TAMIL NADU

`Scientific reasons also plead against cow slaughter'

CHENNAI AUG. 10. The proposed ban on slaughter can save 20 crore cows and their calves, says Guman Mal Lodha, Chairman of the Animal Welfare Board of India (AWBI) and former acting chairman of the National Commission on Cattle.

Addressing a press conference here, he said the scientific reason (religious sentiments aside) behind banning cow slaughter was that 90 per cent of the population was primarily dependent on agriculture in the country. The backbone of agriculture was the cow. In small land holdings, bullocks are used for ploughing.

"Besides, the cow is the main supplier of `Pancha Kavya' — milk, ghee, curd, urine and dung — which finds its use in day-to-day life," he said.

"Cow dung was recognised the world over as the best input for organic farming. Darjeeling tea produced with organic manure fetched thrice the price in the international market compared with the tea grown with chemical fertilizers. Scientific studies revealed that building walls that had a coating of cow dung kept out harmful radiation. Cow dung was also used as incense in Japan for people practising meditation," said Mr. Lodha.

Somesh Banik, secretary, AWBI, said a high-power delegation from Rwanda, Africa came to the country to import Indian breeds of cows and bullocks, as indiscriminate slaughter there had depleted cattle breeds.

Referring to a presentation made to a team of officials from the Ministry of Environment and Forests that visited Chennai, he said just like preservation of heritage buildings such as the Taj Mahal, it was necessary to protect the 40 indigenous cattle breeds including Kangeyam, Hallikar, Gir and Ongole.

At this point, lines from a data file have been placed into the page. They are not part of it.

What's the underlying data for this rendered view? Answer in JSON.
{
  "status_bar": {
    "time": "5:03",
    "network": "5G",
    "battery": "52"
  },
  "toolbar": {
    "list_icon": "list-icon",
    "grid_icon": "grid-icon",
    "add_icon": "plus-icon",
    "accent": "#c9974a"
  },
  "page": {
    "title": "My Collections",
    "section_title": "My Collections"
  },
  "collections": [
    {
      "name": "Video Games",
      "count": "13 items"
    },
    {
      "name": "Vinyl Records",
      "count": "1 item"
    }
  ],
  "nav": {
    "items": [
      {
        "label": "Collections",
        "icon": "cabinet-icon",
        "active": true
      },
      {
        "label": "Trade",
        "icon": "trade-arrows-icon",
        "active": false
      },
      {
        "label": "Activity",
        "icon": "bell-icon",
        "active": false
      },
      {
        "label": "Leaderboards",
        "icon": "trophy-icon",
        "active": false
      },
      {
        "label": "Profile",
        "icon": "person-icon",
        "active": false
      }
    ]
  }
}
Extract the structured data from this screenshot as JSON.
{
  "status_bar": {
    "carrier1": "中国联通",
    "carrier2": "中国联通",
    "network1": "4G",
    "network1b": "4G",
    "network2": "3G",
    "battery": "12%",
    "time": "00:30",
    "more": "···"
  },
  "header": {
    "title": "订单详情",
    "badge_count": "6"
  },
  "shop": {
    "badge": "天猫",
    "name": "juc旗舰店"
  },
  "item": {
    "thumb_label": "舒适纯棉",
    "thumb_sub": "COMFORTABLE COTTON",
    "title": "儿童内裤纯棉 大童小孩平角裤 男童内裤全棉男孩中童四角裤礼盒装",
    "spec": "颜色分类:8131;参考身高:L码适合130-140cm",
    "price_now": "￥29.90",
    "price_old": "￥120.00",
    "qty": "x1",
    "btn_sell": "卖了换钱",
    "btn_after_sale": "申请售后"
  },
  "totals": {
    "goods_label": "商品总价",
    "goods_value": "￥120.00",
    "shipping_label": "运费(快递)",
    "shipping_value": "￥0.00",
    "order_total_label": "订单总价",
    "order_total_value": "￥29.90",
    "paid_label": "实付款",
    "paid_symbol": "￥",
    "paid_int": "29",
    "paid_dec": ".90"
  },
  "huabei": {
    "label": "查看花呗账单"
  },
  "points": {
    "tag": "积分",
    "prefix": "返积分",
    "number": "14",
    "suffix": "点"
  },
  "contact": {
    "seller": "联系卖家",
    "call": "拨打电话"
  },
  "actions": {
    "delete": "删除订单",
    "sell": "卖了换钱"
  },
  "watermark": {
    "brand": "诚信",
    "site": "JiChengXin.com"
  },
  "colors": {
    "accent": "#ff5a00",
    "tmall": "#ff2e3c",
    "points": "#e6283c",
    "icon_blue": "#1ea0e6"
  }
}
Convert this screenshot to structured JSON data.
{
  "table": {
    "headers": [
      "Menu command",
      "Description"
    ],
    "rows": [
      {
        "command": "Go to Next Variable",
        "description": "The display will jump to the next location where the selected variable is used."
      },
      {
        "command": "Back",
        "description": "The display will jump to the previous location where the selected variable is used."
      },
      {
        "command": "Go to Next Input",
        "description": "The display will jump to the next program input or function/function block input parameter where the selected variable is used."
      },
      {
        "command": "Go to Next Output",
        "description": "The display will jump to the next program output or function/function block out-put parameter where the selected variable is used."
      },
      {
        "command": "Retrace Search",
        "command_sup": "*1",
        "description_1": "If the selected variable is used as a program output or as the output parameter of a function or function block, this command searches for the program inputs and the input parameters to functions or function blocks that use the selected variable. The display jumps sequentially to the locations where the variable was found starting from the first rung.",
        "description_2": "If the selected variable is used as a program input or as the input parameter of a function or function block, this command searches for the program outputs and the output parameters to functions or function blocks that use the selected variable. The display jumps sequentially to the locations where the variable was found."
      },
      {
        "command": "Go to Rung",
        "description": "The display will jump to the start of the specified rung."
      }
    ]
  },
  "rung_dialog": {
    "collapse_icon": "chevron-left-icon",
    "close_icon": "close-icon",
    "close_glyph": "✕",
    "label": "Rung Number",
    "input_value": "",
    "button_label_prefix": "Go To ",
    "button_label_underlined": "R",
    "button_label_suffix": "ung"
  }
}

Mr. Lodha said the bill to prevent cow slaughter would come under Article 246 of the Constitution read with Schedule VII so that it became imperative and mandatory for all States to apply the Central law. Though some States had banned the killing, the Northeastern States, Kerala and West Bengal permitted it and all the cows were being taken there for slaughter, he said.